▶ **What the task requires**:
Scan the data below. Pull out each line where "https" occurs.

Records from a data collection
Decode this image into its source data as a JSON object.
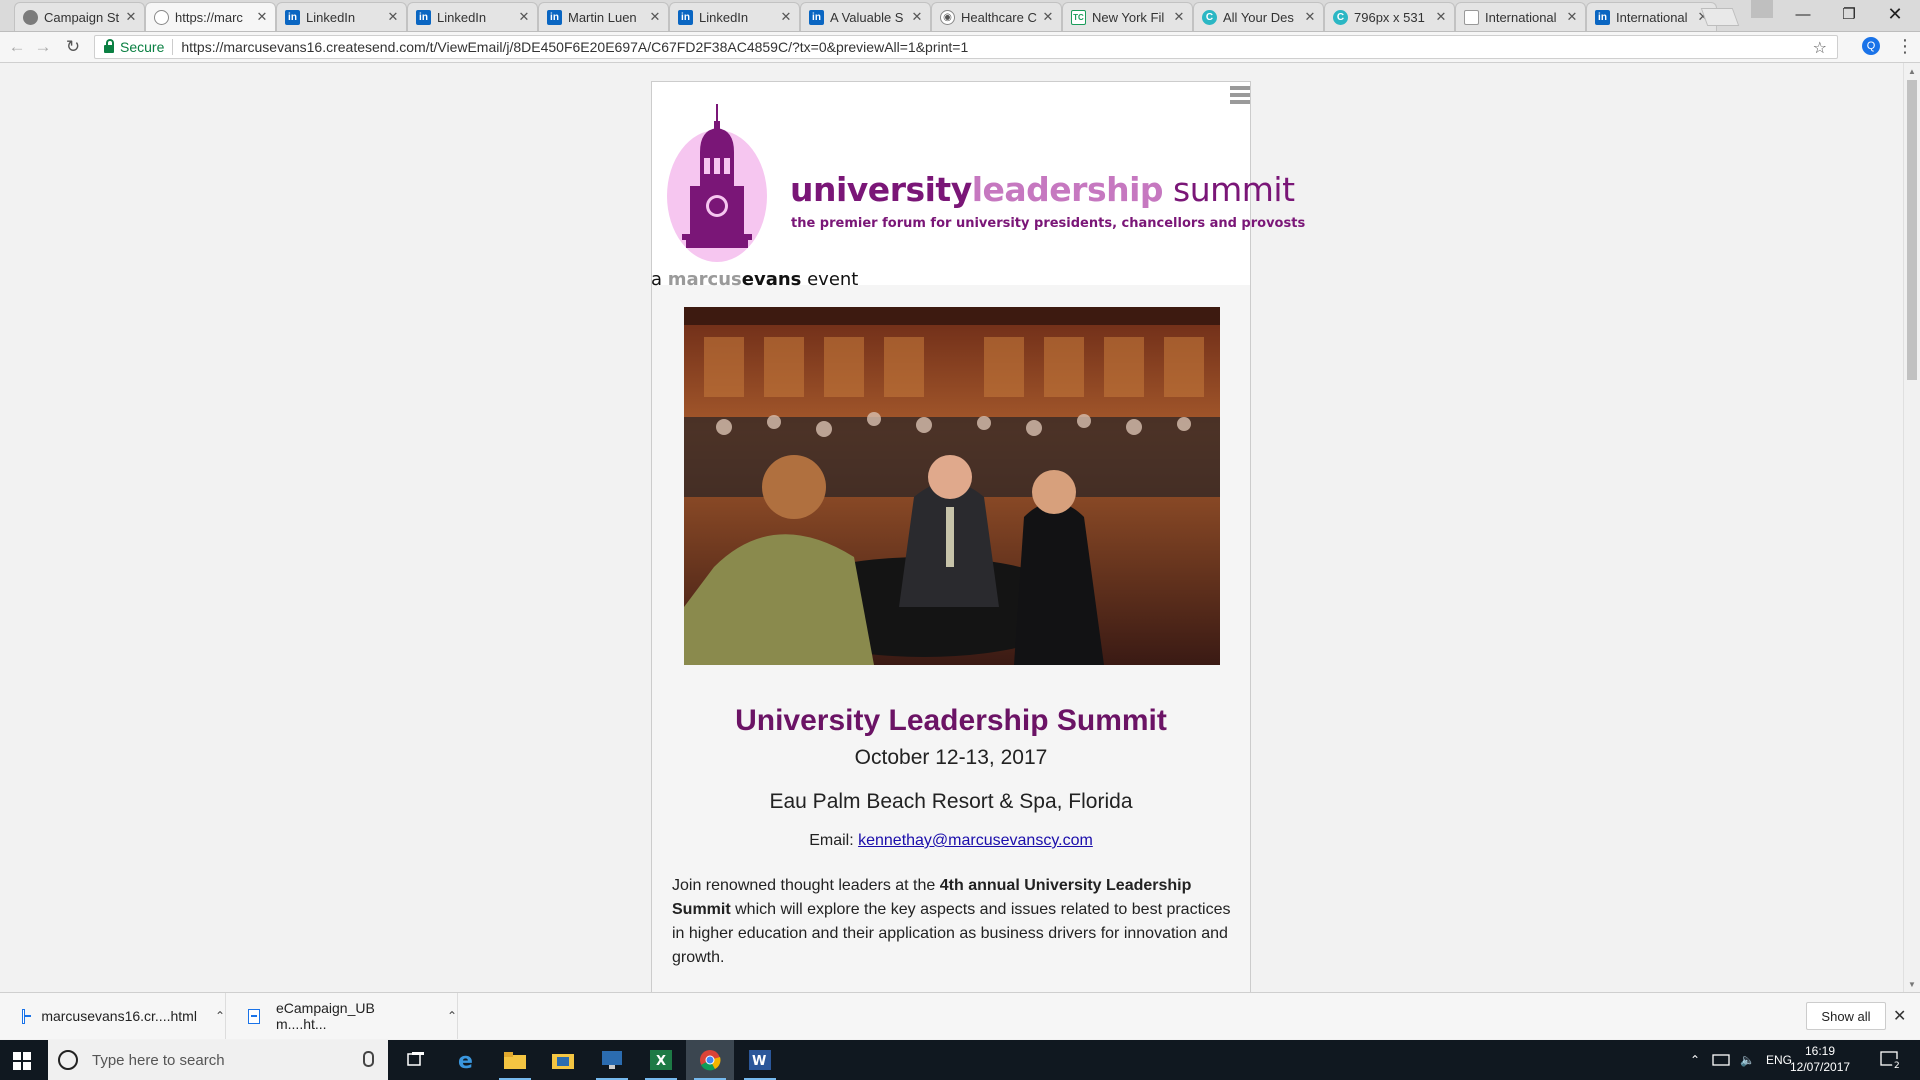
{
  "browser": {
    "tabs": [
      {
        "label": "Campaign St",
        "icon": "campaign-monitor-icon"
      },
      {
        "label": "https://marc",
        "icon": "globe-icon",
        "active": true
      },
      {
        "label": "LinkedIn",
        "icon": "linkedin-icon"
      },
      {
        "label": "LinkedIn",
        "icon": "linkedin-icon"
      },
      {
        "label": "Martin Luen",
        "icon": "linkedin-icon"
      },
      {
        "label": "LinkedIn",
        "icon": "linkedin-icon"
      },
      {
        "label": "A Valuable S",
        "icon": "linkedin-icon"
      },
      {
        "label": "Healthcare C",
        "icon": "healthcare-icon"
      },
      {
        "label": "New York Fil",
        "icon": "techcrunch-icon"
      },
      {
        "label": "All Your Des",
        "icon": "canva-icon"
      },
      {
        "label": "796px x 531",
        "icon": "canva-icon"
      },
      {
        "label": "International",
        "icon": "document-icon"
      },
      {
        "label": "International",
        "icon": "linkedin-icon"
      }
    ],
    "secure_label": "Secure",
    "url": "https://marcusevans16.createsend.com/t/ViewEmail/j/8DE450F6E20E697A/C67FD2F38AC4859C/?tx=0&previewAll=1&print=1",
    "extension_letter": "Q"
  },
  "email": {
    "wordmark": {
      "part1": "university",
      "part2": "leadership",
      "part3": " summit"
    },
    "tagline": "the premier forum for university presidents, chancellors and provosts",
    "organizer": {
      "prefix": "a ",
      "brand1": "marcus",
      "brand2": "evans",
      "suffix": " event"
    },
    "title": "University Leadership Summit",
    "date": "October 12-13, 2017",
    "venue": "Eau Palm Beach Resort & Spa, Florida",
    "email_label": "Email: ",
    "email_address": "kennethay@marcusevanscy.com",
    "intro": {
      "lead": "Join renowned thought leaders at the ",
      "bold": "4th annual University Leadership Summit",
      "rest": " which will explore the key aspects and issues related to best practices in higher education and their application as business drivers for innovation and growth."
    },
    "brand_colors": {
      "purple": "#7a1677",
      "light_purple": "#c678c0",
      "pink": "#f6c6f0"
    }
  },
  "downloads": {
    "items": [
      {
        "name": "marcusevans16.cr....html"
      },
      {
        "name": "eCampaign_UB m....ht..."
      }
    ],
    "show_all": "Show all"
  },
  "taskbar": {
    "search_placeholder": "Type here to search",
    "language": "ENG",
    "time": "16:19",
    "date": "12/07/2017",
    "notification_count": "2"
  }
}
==
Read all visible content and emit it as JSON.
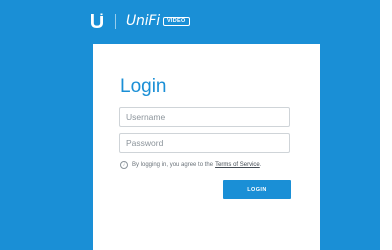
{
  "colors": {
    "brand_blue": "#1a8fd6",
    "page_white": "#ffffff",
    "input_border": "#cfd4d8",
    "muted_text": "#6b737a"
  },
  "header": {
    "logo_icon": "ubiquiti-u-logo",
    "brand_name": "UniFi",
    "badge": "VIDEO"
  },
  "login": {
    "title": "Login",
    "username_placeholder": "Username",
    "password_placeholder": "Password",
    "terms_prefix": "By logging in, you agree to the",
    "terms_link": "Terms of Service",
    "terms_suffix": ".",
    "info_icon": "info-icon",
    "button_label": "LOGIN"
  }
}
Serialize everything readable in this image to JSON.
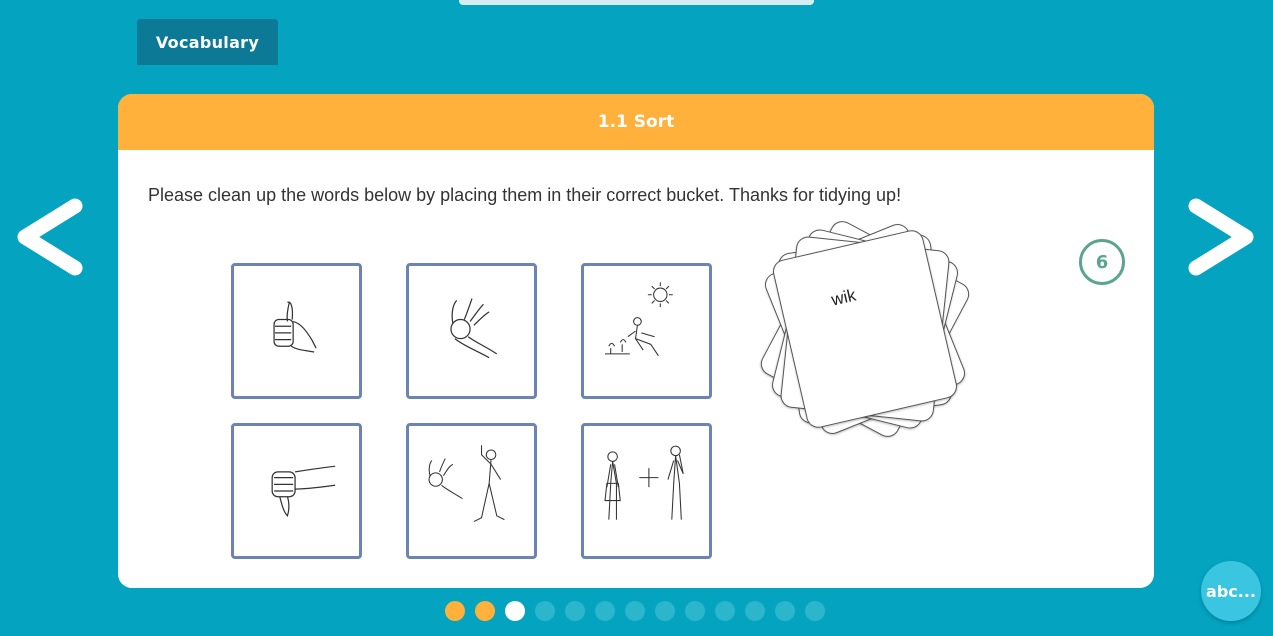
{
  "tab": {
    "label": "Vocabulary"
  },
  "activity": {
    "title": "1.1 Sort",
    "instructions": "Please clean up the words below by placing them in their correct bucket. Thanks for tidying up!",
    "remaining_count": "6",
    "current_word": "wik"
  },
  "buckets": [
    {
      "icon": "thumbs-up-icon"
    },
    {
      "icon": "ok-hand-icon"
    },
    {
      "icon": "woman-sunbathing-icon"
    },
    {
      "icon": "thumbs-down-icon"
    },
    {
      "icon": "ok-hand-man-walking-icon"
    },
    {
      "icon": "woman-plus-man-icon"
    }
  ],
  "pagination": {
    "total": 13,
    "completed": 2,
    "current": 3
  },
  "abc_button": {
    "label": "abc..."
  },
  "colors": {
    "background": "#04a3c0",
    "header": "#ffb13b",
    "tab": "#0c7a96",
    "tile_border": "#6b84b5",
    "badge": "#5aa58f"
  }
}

▶ **Answer to this task**:
        "label": "https://marc",
    "url": "https://marcusevans16.createsend.com/t/ViewEmail/j/8DE450F6E20E697A/C67FD2F38AC4859C/?tx=0&previewAll=1&print=1",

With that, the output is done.